As reported yesterday, Sony is giving its new Qriocity cloud-based media platform a big push at this year's MIDEM. They launched in the U.K. last week and Germany this week and is expected to arrive in the U.S. in the first quarter. A basic level of service costs £3.99/€ 3.99 and allows for genre playlists that mimic the operations of a personalized Internet radio service. The premium level of service costs £9.99/€ 9.99 and allows subscribers to access all the features.

Billboard was given a demo of Music Unlimited and got to see first-hand its features and design. The slick design recalls the visually striking Zune interface and is a contrast to the more utilitarian interface of Spotify and Rhapsody.

It has all the features you'd expect. Premium subscribers can create playlists and search and play any artist. All subscribers can access genre channels that build playlists according to the user's history of preferences. Music Unlimited uses Gracenote technology to organize and select songs, and the like/don't like common to Internet radio can be used for customized streaming.

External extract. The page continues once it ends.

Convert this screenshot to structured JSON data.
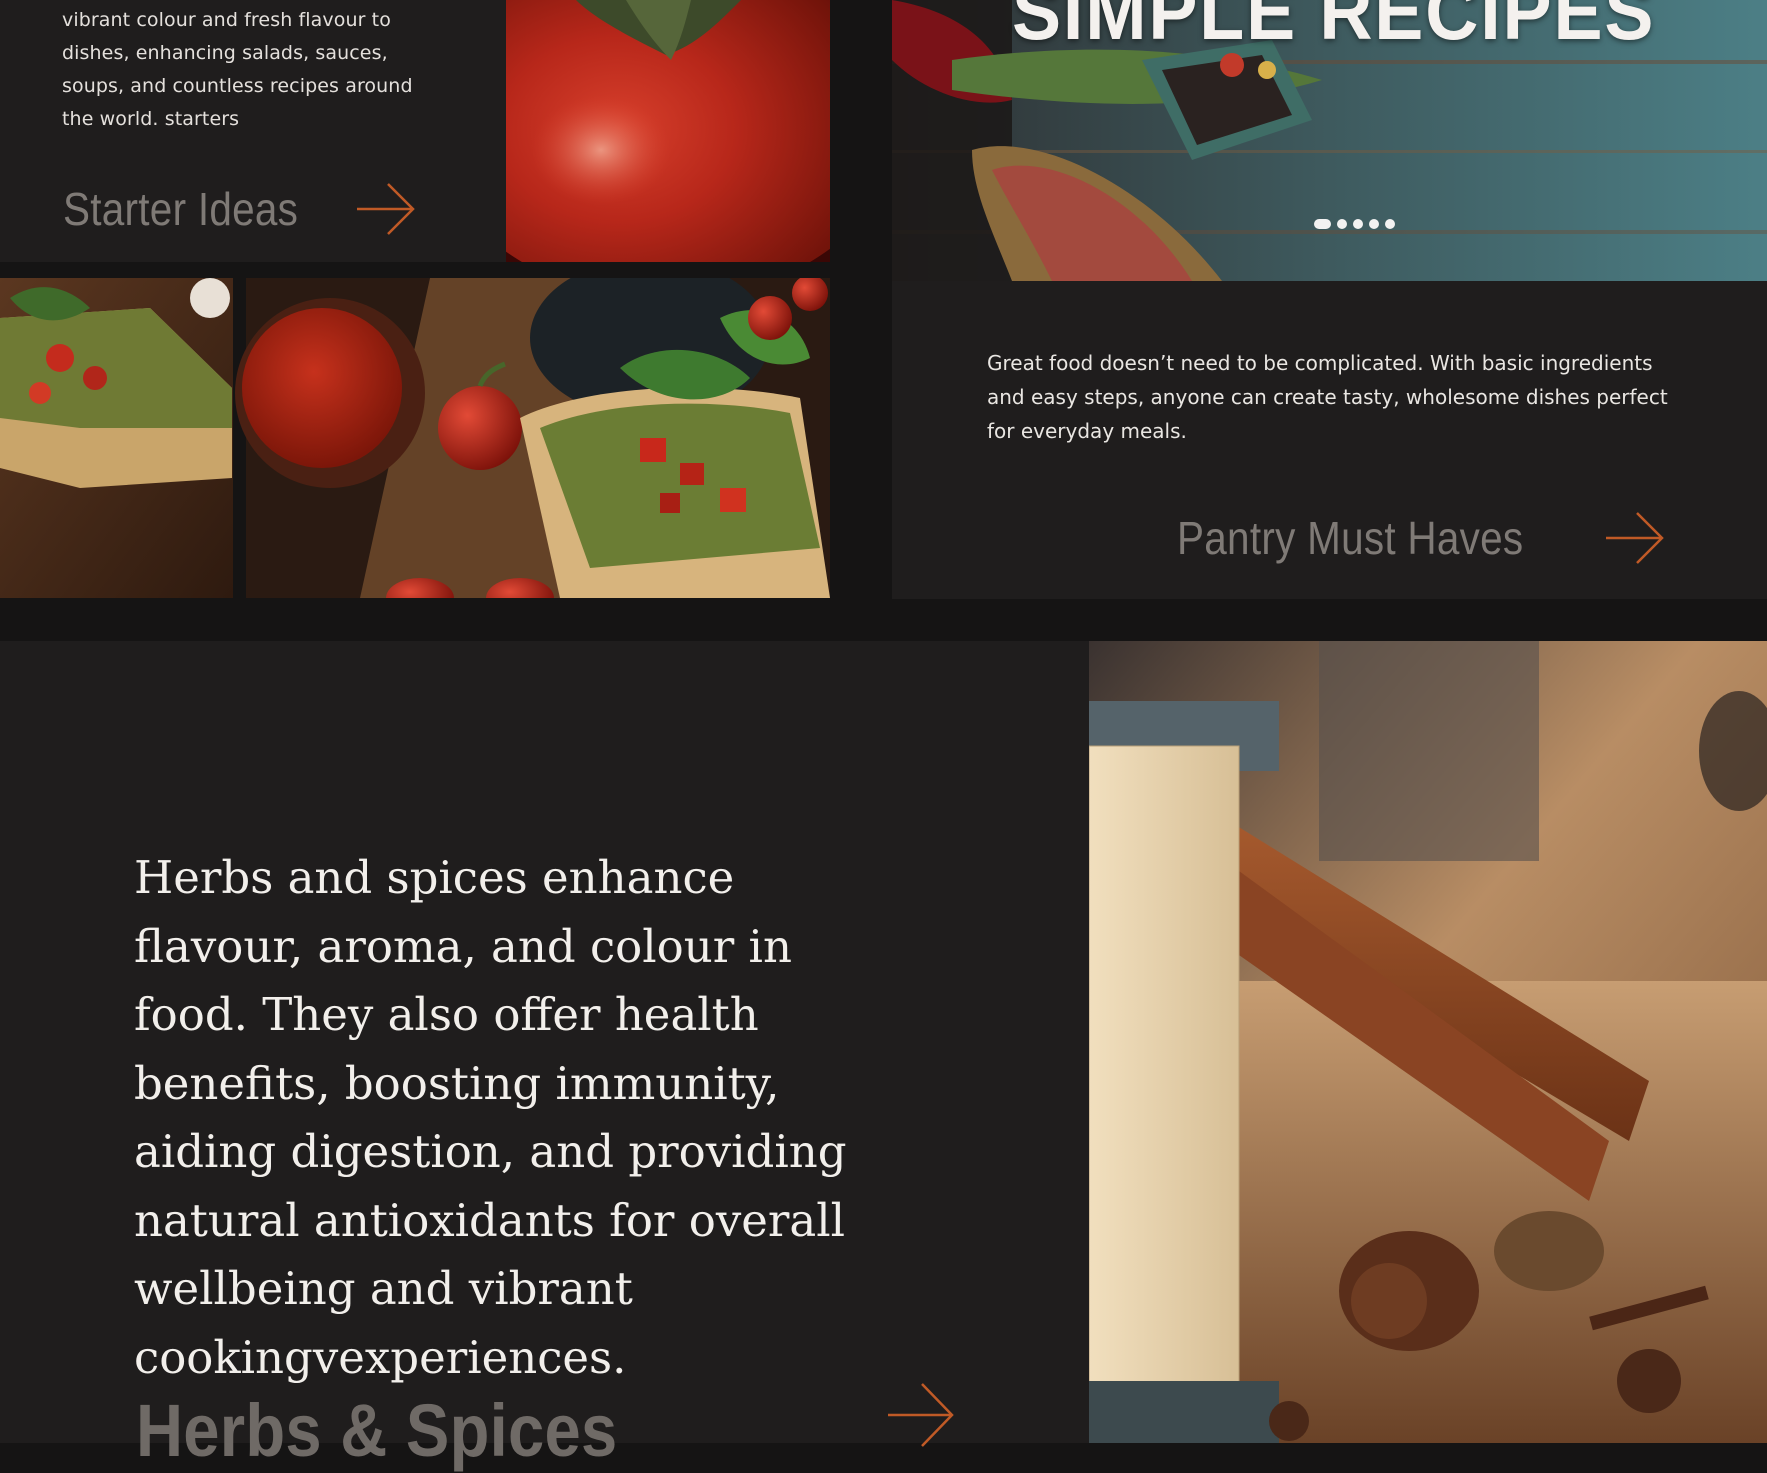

Qricity looks great on paper, like many newly-launched music tech products, but it's unclear if will attract customers. The effectiveness and likeability of the upcoming Android apps will be an important test. If done right, adding mobile capabilities to PCs and the living room could prove attractive to consumers. Sony's decision to launch with an emphasis on the home will be a good test of just how deep the market's thirst really is for integrating music into movie, TV and gaming platforms.